and revolves around making good decisions — all of which are negatively affected by fatigue. Driving with distractions or
when tired is a very likely way for mobile practitioners to injure or kill themselves. Take a break when needed; have someone
else drive for you, and do not stress about getting behind in your day. It might just be the best way to stay ahead in your
Use sun block when working outside; wear a hat or other protective clothing, and reduce your very real risk of skin cancer.
Make sure your X-ray machine is working properly; use your protective apron and gloves and correctly handle drugs, pesticides
and dewormers. Avoid breathing anesthetic gasses, improperly handling chemicals, such as formalin, and be careful when using
scalpels and scissors. But perhaps most importantly, learn to appreciate the small moments of fun in your day and the large
part you play in the lives of your clients and their animals. Your daily attitude is your best defense, and you can bet your
life on it.
Dr. Kenneth l. Marcella is a 1983 graduate of the New York State College of Veterinary Medicine at Cornell University. Marcella
served as assistant professor of Comparative Medicine at the University of Virginia Medical Center and started veterinary
practices in Virginia and Georgia. He is presently a co-owner of Chattahoochee Equine, a mobile equine practice in Canton,
Ga. He has written numerous articles and book chapters and currently contributes to two equine magazines. He has lectured
on topics ranging from endurance issues to polo pony injuries and muscle rehabilitation at national meetings including the
American Association of Equine Practitioners, the American Endurance Riders Association and the American Riding Instructors
Association. Dr. Marcella is a member of the Federation Equestrian International and has served as treatment or regulation

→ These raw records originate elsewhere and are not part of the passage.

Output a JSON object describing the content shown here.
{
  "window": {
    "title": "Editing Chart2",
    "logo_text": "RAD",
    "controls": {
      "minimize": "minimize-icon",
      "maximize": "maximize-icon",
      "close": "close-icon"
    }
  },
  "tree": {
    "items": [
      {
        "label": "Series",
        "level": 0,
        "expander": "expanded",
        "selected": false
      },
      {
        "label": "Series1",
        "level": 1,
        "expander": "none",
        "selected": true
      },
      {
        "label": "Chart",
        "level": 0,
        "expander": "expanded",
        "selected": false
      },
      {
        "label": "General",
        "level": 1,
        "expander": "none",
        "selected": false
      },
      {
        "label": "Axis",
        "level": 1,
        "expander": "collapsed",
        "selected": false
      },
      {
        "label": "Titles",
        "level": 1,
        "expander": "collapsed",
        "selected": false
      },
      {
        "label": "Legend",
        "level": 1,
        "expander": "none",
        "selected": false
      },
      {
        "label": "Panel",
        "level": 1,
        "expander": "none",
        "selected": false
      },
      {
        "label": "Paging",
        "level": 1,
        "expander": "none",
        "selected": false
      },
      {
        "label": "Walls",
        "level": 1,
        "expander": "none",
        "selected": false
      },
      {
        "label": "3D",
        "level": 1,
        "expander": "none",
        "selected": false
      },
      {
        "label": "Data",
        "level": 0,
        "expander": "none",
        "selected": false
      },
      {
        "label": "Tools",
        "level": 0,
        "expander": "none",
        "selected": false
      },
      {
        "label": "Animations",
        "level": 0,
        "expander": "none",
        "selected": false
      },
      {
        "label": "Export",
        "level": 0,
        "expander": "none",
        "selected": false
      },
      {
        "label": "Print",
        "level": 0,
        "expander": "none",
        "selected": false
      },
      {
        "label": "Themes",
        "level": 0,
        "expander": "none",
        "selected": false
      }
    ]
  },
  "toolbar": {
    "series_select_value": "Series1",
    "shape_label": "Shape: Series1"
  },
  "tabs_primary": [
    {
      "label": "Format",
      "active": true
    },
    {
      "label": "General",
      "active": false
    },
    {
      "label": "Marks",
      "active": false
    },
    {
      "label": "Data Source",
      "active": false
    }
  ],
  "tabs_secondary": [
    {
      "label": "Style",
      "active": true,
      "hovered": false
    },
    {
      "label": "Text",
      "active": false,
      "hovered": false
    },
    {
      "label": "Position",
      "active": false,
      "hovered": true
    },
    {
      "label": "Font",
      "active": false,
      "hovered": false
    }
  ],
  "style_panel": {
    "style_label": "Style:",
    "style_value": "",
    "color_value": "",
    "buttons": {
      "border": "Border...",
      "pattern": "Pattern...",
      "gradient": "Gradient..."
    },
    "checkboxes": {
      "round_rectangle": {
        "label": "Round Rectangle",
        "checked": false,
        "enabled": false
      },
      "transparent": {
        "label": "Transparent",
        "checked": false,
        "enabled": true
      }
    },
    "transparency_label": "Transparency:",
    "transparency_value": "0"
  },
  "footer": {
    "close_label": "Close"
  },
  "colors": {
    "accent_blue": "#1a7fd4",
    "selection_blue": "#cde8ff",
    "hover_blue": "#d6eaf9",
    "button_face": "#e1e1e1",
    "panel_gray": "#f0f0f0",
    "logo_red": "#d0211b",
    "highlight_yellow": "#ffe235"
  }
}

veterinarian at events such as the 1996 Atlanta Olympic Games and the 2002 PanAmerican Endurance Championships.